What you should do: Start to finish, repeat the records exactly.

========================================================================

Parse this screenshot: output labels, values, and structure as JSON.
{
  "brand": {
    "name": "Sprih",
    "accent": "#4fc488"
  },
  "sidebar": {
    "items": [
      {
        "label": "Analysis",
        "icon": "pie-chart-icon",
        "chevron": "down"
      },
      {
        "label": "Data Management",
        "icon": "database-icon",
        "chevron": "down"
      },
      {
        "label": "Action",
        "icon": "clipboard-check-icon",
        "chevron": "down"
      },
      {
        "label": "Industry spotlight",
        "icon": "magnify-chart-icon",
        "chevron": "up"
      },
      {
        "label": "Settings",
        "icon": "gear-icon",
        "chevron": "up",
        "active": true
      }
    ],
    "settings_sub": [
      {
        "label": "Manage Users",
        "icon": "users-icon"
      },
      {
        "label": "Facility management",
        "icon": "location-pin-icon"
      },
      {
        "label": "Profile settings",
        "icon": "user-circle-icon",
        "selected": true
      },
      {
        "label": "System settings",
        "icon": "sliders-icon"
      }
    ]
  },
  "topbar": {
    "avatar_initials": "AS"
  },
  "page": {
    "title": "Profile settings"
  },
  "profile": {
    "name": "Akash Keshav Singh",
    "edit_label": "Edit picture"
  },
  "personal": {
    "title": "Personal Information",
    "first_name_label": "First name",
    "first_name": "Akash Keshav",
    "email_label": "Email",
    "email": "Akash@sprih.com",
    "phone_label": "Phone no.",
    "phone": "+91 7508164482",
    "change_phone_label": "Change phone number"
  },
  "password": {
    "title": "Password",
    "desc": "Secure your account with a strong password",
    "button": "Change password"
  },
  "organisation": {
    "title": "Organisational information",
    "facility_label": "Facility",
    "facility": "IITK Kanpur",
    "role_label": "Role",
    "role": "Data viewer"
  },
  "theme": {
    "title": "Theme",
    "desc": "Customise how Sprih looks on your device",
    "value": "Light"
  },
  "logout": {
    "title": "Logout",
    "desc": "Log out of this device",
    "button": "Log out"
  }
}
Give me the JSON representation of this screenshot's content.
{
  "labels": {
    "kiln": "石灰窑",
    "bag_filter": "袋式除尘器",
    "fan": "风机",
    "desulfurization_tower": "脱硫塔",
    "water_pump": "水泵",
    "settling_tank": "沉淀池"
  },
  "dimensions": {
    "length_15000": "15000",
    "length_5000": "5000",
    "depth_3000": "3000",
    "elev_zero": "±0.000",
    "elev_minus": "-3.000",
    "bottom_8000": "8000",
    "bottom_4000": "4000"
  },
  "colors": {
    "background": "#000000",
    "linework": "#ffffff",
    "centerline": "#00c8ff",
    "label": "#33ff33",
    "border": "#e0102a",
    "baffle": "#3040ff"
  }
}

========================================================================

Solution:
Parse this screenshot: output labels, values, and structure as JSON.
{
  "brand": {
    "name": "Sprih",
    "accent": "#4fc488"
  },
  "sidebar": {
    "items": [
      {
        "label": "Analysis",
        "icon": "pie-chart-icon",
        "chevron": "down"
      },
      {
        "label": "Data Management",
        "icon": "database-icon",
        "chevron": "down"
      },
      {
        "label": "Action",
        "icon": "clipboard-check-icon",
        "chevron": "down"
      },
      {
        "label": "Industry spotlight",
        "icon": "magnify-chart-icon",
        "chevron": "up"
      },
      {
        "label": "Settings",
        "icon": "gear-icon",
        "chevron": "up",
        "active": true
      }
    ],
    "settings_sub": [
      {
        "label": "Manage Users",
        "icon": "users-icon"
      },
      {
        "label": "Facility management",
        "icon": "location-pin-icon"
      },
      {
        "label": "Profile settings",
        "icon": "user-circle-icon",
        "selected": true
      },
      {
        "label": "System settings",
        "icon": "sliders-icon"
      }
    ]
  },
  "topbar": {
    "avatar_initials": "AS"
  },
  "page": {
    "title": "Profile settings"
  },
  "profile": {
    "name": "Akash Keshav Singh",
    "edit_label": "Edit picture"
  },
  "personal": {
    "title": "Personal Information",
    "first_name_label": "First name",
    "first_name": "Akash Keshav",
    "email_label": "Email",
    "email": "Akash@sprih.com",
    "phone_label": "Phone no.",
    "phone": "+91 7508164482",
    "change_phone_label": "Change phone number"
  },
  "password": {
    "title": "Password",
    "desc": "Secure your account with a strong password",
    "button": "Change password"
  },
  "organisation": {
    "title": "Organisational information",
    "facility_label": "Facility",
    "facility": "IITK Kanpur",
    "role_label": "Role",
    "role": "Data viewer"
  },
  "theme": {
    "title": "Theme",
    "desc": "Customise how Sprih looks on your device",
    "value": "Light"
  },
  "logout": {
    "title": "Logout",
    "desc": "Log out of this device",
    "button": "Log out"
  }
}
Give me the JSON representation of this screenshot's content.
{
  "labels": {
    "kiln": "石灰窑",
    "bag_filter": "袋式除尘器",
    "fan": "风机",
    "desulfurization_tower": "脱硫塔",
    "water_pump": "水泵",
    "settling_tank": "沉淀池"
  },
  "dimensions": {
    "length_15000": "15000",
    "length_5000": "5000",
    "depth_3000": "3000",
    "elev_zero": "±0.000",
    "elev_minus": "-3.000",
    "bottom_8000": "8000",
    "bottom_4000": "4000"
  },
  "colors": {
    "background": "#000000",
    "linework": "#ffffff",
    "centerline": "#00c8ff",
    "label": "#33ff33",
    "border": "#e0102a",
    "baffle": "#3040ff"
  }
}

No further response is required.